**Records shown**:
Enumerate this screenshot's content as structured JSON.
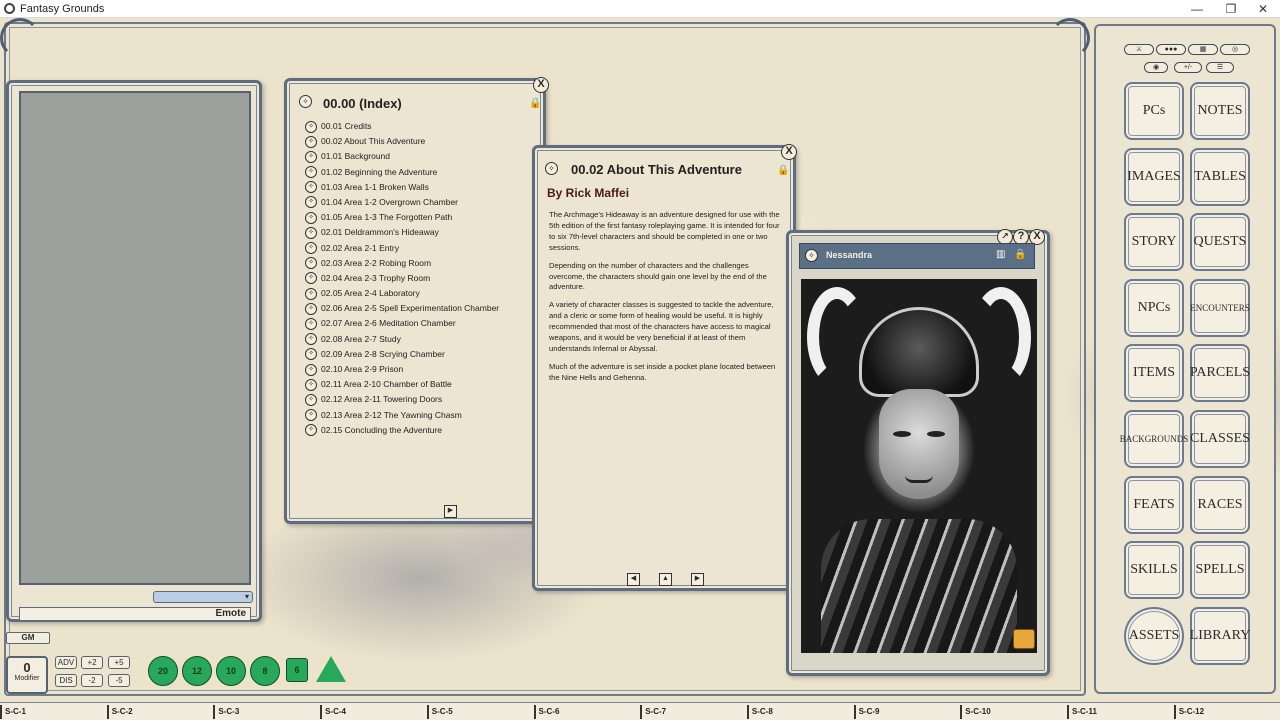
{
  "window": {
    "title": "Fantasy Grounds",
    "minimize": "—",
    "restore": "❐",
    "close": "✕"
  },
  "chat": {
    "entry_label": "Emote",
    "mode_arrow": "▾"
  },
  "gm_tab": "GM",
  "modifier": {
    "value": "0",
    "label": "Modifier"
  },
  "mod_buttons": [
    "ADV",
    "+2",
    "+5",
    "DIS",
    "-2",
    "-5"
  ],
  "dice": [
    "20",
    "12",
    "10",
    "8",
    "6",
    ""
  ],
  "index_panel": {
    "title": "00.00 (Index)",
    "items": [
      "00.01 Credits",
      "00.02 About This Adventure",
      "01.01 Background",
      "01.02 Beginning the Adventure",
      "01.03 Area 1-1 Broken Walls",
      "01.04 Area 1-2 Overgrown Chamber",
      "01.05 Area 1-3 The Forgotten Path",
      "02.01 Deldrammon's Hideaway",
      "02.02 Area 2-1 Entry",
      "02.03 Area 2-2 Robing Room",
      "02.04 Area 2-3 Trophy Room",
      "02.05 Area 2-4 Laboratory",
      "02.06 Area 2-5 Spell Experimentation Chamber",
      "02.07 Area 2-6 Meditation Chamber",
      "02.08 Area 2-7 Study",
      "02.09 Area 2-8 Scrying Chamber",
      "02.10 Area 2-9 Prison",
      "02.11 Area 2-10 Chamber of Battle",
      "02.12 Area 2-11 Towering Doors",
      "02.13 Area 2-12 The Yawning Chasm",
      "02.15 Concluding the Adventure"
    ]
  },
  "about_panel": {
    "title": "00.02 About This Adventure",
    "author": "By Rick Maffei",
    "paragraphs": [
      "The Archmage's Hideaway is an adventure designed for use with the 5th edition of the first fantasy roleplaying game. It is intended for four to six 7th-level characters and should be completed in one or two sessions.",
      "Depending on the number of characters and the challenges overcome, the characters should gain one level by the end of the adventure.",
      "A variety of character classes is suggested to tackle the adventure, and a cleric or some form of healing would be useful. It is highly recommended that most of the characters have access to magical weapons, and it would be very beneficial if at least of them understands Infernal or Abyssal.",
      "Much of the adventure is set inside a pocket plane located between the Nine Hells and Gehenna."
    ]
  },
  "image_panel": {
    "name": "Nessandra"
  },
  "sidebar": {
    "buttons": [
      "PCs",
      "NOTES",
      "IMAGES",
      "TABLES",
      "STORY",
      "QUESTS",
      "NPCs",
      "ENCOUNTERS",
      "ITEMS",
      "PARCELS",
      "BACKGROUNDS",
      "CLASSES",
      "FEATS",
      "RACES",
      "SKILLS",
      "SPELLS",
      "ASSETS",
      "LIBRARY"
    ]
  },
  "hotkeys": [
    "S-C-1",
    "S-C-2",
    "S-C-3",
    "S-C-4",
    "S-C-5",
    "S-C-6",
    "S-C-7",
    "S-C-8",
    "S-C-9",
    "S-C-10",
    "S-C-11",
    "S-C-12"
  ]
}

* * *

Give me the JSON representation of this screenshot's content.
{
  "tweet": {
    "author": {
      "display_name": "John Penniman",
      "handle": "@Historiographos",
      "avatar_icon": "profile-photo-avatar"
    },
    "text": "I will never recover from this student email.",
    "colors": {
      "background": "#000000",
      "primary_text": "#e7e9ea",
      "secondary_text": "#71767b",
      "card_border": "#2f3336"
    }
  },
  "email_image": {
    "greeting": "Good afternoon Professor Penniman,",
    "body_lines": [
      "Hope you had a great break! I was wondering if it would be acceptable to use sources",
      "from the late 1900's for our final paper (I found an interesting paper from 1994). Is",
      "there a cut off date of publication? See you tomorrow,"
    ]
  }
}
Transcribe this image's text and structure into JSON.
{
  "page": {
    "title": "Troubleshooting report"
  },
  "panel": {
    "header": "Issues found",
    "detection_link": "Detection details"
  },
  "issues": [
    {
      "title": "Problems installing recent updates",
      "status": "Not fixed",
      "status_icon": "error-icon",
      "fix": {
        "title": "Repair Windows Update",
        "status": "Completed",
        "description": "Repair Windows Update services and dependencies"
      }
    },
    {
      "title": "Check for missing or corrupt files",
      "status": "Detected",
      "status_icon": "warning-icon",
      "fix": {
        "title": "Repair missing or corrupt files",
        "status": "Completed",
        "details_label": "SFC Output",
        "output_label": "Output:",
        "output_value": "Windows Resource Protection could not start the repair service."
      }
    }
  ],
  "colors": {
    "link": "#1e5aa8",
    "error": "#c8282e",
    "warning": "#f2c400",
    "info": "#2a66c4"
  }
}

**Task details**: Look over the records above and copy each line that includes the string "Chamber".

**Task output**:
      "01.04 Area 1-2 Overgrown Chamber",
      "02.06 Area 2-5 Spell Experimentation Chamber",
      "02.07 Area 2-6 Meditation Chamber",
      "02.09 Area 2-8 Scrying Chamber",
      "02.11 Area 2-10 Chamber of Battle",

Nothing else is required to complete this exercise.